____ Data for this exercise

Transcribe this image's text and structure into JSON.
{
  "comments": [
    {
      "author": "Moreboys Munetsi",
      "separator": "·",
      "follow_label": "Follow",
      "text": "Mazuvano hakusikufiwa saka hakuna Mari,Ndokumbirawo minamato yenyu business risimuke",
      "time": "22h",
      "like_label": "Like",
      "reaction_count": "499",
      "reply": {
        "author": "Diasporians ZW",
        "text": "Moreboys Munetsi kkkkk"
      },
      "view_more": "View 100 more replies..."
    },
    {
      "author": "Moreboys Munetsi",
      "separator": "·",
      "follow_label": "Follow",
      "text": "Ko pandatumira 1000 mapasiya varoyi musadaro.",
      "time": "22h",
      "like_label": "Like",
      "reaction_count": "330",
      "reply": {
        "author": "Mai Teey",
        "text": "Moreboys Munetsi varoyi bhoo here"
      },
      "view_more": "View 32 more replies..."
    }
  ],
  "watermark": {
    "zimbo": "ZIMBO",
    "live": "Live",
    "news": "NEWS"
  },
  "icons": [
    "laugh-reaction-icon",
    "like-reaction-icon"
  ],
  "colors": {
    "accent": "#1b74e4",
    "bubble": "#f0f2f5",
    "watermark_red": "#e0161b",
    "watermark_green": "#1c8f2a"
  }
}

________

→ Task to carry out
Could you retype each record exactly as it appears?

→ Result for this task
Transcribe this image's text and structure into JSON.
{
  "comments": [
    {
      "author": "Moreboys Munetsi",
      "separator": "·",
      "follow_label": "Follow",
      "text": "Mazuvano hakusikufiwa saka hakuna Mari,Ndokumbirawo minamato yenyu business risimuke",
      "time": "22h",
      "like_label": "Like",
      "reaction_count": "499",
      "reply": {
        "author": "Diasporians ZW",
        "text": "Moreboys Munetsi kkkkk"
      },
      "view_more": "View 100 more replies..."
    },
    {
      "author": "Moreboys Munetsi",
      "separator": "·",
      "follow_label": "Follow",
      "text": "Ko pandatumira 1000 mapasiya varoyi musadaro.",
      "time": "22h",
      "like_label": "Like",
      "reaction_count": "330",
      "reply": {
        "author": "Mai Teey",
        "text": "Moreboys Munetsi varoyi bhoo here"
      },
      "view_more": "View 32 more replies..."
    }
  ],
  "watermark": {
    "zimbo": "ZIMBO",
    "live": "Live",
    "news": "NEWS"
  },
  "icons": [
    "laugh-reaction-icon",
    "like-reaction-icon"
  ],
  "colors": {
    "accent": "#1b74e4",
    "bubble": "#f0f2f5",
    "watermark_red": "#e0161b",
    "watermark_green": "#1c8f2a"
  }
}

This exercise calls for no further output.